Paper No. 6
Presentation Time: 1:00 PM-4:45 PM


HARDCASTLE, Kenneth C.1, BROOKS, John A.2 and TINKHAM, Daniel J.2, (1)Emery & Garrett Groundwater, Inc, 56 Main Street, Meredith, NH 03253-1578, (2)Emery & Garrett Groundwater, Inc, 56 Main Street, Meredith, NH 03253,

Digital Elevation Model data can be manipulated, enhanced, and visualized by different digital computerized methods to help delineate surficial geologic and geomorphic features remotely. By way of example, six 7.5' quadrangles in the Lakes Region (Alton, Belmont, Laconia, Northfield, West Alton, and Winnisquam Lake) are analyzed and displayed. Hybrid images combining side-illuminated elevation terrane, overlain by 1- to 3-meter topographic contours, with or without elevation-ramped color shading provides clear visualization of most features. ‘Fly-throughs' and 3-D rotation visualizations of the images, further enhances their use as visualization/mapping tools. Side-illumination (shadow-enhancement) from different ‘lighting' directions helps enhance specific, trend-related features, such as eskers, drumlins and glacially-elongated hills. “Flooding” the terrane at specific elevations (as if the terrane were submerged), helps reveal paleo-lake elevations, deltaic features, etc. Specific elevations, selected by field-based observations of materials of interest, can be selected and enhanced to help ‘trace out' the possible extent a specific deposit, the identification of deposits with similar elevations, and/or the elevation of spillways related to these deposits.
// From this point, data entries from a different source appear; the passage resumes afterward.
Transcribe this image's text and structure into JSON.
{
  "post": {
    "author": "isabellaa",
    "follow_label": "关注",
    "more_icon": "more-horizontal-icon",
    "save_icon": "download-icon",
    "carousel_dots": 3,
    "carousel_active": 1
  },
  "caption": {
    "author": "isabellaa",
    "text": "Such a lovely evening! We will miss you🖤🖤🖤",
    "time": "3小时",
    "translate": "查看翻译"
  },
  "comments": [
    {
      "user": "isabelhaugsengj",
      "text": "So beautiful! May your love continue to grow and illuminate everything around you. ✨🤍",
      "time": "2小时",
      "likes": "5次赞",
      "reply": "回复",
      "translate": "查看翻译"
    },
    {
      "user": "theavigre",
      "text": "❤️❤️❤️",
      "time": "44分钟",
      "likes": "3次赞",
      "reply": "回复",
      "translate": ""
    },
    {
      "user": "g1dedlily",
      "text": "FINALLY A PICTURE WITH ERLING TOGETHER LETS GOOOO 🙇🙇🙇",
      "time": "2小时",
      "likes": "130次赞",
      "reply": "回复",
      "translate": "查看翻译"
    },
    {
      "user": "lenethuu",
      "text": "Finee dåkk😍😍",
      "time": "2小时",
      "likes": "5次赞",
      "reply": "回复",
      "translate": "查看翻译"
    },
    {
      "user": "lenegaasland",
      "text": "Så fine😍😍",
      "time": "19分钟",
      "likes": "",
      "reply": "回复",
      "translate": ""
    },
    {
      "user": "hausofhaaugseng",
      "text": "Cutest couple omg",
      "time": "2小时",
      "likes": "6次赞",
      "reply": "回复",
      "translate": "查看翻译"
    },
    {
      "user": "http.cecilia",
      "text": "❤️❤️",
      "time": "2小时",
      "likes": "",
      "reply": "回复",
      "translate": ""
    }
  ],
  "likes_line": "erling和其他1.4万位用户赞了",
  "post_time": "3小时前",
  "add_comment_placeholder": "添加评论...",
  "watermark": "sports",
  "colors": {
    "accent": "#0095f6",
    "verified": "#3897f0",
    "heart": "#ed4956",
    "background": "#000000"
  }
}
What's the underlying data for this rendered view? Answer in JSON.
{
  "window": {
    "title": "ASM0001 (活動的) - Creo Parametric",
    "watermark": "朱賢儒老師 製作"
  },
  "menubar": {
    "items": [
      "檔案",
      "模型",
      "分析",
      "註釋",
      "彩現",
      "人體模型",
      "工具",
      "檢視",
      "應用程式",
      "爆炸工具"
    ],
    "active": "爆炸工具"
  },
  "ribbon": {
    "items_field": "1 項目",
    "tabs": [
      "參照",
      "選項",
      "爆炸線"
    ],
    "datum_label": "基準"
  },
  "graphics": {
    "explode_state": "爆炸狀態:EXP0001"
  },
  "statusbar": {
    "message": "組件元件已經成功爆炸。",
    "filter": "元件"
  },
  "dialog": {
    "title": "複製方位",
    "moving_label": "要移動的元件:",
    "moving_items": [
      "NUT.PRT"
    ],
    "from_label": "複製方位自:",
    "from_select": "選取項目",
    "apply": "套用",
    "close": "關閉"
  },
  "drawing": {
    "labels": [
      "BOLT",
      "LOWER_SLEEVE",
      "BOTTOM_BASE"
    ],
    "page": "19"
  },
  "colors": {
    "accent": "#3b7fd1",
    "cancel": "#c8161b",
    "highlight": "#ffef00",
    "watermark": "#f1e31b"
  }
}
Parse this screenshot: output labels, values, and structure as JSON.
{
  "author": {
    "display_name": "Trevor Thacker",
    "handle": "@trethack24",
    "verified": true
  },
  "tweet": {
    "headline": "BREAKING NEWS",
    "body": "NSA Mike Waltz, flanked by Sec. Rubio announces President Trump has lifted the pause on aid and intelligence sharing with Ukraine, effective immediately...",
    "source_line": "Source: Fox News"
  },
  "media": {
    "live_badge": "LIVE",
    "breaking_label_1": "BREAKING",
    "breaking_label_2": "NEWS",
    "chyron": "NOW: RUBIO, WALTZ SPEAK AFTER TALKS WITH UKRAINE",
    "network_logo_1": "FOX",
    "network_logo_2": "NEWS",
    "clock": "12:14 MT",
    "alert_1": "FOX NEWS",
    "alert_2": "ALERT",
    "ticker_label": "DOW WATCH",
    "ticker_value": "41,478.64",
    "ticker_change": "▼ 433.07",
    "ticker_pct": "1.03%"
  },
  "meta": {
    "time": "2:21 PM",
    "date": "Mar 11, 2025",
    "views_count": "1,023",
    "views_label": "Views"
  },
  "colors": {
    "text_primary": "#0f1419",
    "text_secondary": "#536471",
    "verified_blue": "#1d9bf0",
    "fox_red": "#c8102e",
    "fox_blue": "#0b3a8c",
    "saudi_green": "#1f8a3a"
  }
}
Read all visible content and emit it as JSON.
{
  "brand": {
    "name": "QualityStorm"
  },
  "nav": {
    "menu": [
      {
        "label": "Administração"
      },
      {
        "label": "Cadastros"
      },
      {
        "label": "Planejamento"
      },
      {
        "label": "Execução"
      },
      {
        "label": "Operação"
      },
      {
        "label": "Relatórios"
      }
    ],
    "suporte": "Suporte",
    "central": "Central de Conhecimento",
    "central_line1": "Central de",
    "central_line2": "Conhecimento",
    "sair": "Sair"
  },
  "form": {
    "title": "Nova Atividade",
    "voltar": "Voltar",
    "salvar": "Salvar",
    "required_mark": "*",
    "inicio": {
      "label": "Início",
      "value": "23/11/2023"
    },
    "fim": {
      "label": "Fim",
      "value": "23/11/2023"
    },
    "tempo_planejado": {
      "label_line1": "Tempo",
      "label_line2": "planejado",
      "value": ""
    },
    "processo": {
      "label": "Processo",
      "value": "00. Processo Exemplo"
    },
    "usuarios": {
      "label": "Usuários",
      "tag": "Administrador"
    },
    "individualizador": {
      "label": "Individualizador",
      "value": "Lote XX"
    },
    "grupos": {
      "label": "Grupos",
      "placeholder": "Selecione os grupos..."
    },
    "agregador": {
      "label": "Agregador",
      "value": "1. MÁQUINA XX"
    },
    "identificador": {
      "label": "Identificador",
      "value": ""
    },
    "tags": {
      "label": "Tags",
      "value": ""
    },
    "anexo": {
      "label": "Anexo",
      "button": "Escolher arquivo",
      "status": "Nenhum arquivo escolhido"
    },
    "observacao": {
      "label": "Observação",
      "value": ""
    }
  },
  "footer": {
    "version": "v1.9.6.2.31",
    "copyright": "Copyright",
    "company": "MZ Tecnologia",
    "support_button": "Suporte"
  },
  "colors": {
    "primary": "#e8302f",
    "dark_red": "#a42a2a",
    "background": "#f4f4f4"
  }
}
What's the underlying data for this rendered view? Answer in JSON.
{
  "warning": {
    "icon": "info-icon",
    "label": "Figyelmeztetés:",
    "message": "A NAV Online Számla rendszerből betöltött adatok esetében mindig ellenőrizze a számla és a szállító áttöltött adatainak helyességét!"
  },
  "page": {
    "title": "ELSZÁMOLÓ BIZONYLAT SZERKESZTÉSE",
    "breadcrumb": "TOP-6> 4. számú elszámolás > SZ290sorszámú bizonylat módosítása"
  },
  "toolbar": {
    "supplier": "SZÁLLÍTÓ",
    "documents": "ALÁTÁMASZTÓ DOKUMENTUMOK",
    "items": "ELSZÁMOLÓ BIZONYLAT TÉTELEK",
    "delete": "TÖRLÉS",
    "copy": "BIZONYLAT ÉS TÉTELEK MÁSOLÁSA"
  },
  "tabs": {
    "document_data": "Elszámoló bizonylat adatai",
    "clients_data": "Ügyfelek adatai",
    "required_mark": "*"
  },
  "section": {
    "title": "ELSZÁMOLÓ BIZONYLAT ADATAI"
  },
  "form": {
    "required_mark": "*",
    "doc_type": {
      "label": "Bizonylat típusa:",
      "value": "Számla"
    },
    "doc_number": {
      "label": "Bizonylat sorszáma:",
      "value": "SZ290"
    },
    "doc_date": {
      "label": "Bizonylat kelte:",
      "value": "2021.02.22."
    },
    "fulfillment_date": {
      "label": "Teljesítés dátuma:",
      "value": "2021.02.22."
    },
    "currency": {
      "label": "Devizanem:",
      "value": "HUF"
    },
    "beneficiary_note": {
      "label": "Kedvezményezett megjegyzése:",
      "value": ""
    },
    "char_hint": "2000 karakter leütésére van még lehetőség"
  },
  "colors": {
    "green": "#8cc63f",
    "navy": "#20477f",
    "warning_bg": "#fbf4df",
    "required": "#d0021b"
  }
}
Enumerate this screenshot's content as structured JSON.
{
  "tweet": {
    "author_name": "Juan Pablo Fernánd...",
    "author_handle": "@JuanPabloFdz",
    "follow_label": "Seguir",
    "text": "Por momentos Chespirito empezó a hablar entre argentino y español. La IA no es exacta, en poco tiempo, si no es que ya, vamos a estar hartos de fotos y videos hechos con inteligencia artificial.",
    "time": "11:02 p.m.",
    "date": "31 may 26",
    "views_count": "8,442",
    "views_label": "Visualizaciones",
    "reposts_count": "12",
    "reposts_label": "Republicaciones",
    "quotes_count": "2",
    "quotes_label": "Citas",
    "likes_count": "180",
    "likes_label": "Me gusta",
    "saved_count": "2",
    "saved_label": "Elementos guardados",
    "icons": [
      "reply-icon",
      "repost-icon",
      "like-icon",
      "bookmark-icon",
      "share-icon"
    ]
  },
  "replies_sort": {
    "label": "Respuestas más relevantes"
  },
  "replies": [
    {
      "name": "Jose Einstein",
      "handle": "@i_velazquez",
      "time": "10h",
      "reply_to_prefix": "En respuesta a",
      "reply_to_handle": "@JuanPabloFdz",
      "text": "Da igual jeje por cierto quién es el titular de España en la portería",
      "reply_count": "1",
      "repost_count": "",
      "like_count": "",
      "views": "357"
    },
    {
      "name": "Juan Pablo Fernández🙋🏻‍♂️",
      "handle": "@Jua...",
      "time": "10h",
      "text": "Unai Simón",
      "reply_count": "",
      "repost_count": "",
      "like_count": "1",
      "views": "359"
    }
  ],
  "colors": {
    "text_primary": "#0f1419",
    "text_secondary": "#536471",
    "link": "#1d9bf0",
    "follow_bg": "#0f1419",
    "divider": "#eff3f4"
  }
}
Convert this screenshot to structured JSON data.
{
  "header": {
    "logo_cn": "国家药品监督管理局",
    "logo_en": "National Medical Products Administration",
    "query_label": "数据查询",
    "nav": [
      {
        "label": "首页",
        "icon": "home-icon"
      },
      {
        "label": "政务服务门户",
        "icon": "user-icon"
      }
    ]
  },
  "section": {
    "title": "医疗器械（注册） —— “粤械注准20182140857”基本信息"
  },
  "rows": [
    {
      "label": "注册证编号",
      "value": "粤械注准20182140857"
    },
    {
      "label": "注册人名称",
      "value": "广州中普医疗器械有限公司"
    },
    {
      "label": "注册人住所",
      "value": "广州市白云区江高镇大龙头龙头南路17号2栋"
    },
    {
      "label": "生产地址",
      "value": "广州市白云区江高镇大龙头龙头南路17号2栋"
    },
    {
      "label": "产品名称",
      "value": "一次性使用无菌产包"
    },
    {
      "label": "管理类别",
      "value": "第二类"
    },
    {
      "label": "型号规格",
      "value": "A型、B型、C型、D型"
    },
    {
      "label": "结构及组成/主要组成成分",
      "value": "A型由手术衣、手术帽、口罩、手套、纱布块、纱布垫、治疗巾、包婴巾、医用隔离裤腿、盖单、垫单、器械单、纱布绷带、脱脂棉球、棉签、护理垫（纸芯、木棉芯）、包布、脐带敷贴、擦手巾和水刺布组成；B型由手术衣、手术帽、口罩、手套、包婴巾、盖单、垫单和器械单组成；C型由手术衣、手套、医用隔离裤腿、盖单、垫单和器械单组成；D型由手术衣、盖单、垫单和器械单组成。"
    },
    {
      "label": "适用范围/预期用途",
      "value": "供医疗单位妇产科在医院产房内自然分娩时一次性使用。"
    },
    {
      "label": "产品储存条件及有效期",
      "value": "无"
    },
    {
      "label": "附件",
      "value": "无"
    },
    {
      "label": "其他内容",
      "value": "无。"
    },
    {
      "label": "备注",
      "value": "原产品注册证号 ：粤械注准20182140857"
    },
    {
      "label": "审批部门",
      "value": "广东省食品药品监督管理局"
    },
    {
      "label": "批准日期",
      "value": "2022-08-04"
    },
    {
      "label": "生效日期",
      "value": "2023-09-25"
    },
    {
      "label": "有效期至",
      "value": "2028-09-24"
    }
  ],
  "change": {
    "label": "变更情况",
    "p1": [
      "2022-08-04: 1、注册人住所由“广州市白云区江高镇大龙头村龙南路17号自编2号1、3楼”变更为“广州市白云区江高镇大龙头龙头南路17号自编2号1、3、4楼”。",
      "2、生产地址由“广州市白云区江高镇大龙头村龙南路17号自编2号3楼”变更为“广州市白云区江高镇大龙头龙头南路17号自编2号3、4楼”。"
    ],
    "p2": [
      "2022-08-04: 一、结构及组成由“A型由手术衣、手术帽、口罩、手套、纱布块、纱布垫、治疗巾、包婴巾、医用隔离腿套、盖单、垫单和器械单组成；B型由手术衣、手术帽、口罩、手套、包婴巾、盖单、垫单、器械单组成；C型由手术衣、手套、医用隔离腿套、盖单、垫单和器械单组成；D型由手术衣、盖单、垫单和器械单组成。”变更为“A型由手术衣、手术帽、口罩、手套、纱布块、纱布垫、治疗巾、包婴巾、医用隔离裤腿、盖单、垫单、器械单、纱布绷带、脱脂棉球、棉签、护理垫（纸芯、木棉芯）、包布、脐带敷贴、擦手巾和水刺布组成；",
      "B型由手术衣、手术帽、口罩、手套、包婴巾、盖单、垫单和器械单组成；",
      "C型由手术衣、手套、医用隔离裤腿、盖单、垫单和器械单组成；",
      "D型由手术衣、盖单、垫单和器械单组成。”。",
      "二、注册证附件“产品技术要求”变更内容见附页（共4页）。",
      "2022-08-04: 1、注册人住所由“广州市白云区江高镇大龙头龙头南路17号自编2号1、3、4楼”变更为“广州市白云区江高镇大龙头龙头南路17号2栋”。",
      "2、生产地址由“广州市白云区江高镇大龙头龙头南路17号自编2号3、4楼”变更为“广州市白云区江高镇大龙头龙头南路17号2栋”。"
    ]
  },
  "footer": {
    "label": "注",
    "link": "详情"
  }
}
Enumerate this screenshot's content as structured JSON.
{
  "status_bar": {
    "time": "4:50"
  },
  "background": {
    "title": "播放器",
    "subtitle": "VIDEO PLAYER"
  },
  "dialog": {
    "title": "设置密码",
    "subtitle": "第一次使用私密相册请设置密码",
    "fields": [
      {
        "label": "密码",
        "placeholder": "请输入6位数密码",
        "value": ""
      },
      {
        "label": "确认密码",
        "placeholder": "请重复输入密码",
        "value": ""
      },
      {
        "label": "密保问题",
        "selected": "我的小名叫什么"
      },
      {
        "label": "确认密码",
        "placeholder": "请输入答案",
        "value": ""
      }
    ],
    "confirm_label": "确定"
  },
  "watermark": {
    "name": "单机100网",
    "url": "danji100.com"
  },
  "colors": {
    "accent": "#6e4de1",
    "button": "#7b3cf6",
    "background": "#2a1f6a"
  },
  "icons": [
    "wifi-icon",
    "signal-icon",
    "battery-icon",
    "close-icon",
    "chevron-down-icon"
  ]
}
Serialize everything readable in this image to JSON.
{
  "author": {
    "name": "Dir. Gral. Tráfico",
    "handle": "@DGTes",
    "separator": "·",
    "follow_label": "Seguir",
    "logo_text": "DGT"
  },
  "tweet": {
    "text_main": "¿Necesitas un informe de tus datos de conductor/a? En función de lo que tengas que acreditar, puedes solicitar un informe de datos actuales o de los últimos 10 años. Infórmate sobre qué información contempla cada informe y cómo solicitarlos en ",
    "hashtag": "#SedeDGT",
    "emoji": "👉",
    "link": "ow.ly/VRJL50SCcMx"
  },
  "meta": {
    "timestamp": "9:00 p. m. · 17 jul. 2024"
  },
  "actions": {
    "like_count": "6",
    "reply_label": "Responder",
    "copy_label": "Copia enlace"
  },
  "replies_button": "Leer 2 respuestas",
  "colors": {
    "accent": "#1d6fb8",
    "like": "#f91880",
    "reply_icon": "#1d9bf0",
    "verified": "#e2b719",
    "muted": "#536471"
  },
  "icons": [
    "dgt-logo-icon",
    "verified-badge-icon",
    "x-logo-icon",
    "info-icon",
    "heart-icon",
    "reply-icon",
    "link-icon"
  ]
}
Slope- and change-in-slope (second derivative)-analyses can further reveal areas of geomorphic complexity, easily overlooked in the field or on standard topographic maps, to help direct field mapping efforts. ‘Draping' of aerial imagery, geologic maps, or color-enhanced satellite (multi-spectral) images can also greatly aid in the delineation of surficial geologic features.